“We’re running out of fish!”, the headlines glare at us. Blame the fishermen for catching too much… Blame the people for consuming too much… But what if the problem is more complex? Fish are now faced with more challenges than ever before. In the past, they could swim happily to their spawning grounds to have their young, but now their journey is filled with obstacles, noise, and pollution. If you were a fish, swimming through the sea, how would you feel? Would the polluted water make it hard to breathe? Would the towering oil rigs frighten you? What about all the boats thundering past? We humans would avoid such potentially life-threatening situations by crossing the street and changing our route. What if fish are doing the same? Nina, from the University of Dundee, is using mathematics to understand how changes in the environment can disrupt fish movement, which may help us to find the fish again.
Finding Fish, Nina Goodlad (EPSRC, Public choice award)
Emerging from the sea before, now step onto the land. Not just any land, but on Papua New Guinea’s soil. When you do, you will walk through huge rainforests and spot different animals and plants, including tree kangaroos, birds of paradise and the world’s largest banana plant. You will meet farmers who live and work in these forests, planting sweet potatoes, so they can feed their families. If you stay long enough and listen to the people’s stories, you will notice that things are changing. Trees are disappearing, the soil is no longer always of good quality, and the weather is being weird, sometimes even ruining crop yields. Luckily, farmers themselves have ideas about how they could adopt their practices to the changing environment. Mirjam, from the University of Oxford, worked together with farmers in Papua New Guinea to figure out what practices might work best. For more of her research and to hear her story, click here.
Once Upon a Sweet potato, Mirjam Hazenbosch (BBSRC, Overall winner)
Remaining on solid ground, now take a better look at the soil beneath your feet. Step into it – trust us, it’s worth it – because soils supply the essential water, oxygen, nutrients and root support for our crops, and are thus key to our food system. What can you see and feel? It depends. Some soils have had to endure ploughs, pesticides and fertilizers. They may have become compacted and flood more easily, causing crops to struggle to grow. Others may have had it easier and been looked after better, still containing earthworms and being porous, allowing the absorption of water and nutrients so crops thrive on them.
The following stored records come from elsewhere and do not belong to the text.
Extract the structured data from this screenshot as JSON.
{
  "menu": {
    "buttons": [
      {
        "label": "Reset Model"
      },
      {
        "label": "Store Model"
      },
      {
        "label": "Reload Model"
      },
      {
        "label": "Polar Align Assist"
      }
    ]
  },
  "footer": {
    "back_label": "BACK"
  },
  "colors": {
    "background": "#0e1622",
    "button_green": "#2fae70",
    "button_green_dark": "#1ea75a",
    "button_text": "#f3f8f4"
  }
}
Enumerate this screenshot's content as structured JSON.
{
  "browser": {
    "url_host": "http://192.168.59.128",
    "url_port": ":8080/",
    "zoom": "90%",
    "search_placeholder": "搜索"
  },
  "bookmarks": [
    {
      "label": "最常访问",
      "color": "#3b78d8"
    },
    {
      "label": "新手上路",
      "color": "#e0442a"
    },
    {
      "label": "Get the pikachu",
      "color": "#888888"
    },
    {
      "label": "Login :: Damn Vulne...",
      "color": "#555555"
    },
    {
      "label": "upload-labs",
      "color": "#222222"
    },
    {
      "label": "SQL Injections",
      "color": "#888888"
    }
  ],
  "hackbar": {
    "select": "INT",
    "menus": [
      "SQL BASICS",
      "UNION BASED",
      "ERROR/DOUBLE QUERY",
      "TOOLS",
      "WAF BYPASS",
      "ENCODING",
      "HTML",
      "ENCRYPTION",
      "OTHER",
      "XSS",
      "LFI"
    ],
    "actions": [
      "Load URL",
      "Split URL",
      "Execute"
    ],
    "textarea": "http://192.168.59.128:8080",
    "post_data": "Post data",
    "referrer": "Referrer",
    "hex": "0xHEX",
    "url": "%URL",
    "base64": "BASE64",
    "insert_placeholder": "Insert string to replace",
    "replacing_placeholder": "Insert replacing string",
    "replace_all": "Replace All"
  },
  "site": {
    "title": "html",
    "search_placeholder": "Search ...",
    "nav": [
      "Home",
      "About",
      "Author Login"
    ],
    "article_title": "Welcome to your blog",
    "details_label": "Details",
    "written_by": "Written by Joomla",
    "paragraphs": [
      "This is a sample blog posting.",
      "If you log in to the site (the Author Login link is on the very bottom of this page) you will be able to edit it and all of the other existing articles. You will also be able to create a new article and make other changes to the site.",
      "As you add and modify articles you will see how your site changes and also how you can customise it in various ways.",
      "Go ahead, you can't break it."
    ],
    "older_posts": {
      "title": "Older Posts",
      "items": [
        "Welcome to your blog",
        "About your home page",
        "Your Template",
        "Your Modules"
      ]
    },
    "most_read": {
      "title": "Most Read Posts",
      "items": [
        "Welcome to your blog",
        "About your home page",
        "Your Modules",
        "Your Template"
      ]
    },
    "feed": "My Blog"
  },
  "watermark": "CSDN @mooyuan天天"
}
Josh, from the University of Hull, researches what exactly we can do to best manage our soils allowing us to produce the food that we need.
Into the Soil, Joshua Ahmed (Research England)
Climb above the surface into the green life that depends on that soil. Plants need enough water to drink, sunlight on their leaves and air to breathe, in order to thrive. But plants are starting to struggle due to climate change, with increasing droughts meaning that they don’t have enough water. Plants are covered in millions of tiny “mouths” called stomata. Every time they open their mouths to breathe, they lose the little precious water that they have left. Sudden and dramatic changes in weather has meant that plants haven’t had enough time to evolve and adapt. We can’t control the weather, but what if we could help the plants? Emily, from the University of Sheffield, studies genetically engineered crops that have fewer mouths, and lose less water when they breathe, ensuring that they are better able to cope with the rapid changes in the environment that they are experiencing.
A Message from Flora, Emily Harrison (BBSRC)
Let’s take a step back from our journey, zoom out, and think about it all for a moment… We need to build a more sustainable food system so we can feed ourselves. But are we also not doing this for future generations? If you had the chance to meet someone from the future, what would you want that person to tell you? That they ruined earth and had to search for another planet where they could grow food? That they programmed a tree which could produce lots of food but only a few could access it? Or that the people managed to come together and built a world in which everyone could grow and eat the food that they need? What duty do we have to build what type of world? Charlotte, from the University of Southampton, examines these questions in her research.
The Moral of the Story, Charlotte Unruh (AHRC)
From stories to reality
Ranging from mathematical modelling to morality, and from genetic editing and soil science to smallholder farming in Papua New Guinea – the 2020 Speak Up stories were hugely varied!
However, they only scratch the surface of all the research areas that could, and should, be contributing to solving the food security challenge. It may not be immediately obvious how your research relates to the food system, but next time you sit down for a meal, have a think: how could your work help feed the world?
We look forward to hearing your story!
About the authors
Mirjam Hazenbosch is completing her DPhil at the University of Oxford. Her research investigates how agricultural production and biodiversity conservation can be achieved in smallholder farming communities, taking Papua New Guinea as a case study. Mirjam was the winner of GFS’ Speak Up for Food Security 2020 competition and you can watch her perform her research inspired story here.
Nina Goodlad is completing her PhD at the University of Dundee, using mathematical models to determine the impact of human activities on the behaviour and movement of marine animals. Nina won the public choice award at GFS’ Speak Up for Food Security 2020 competition.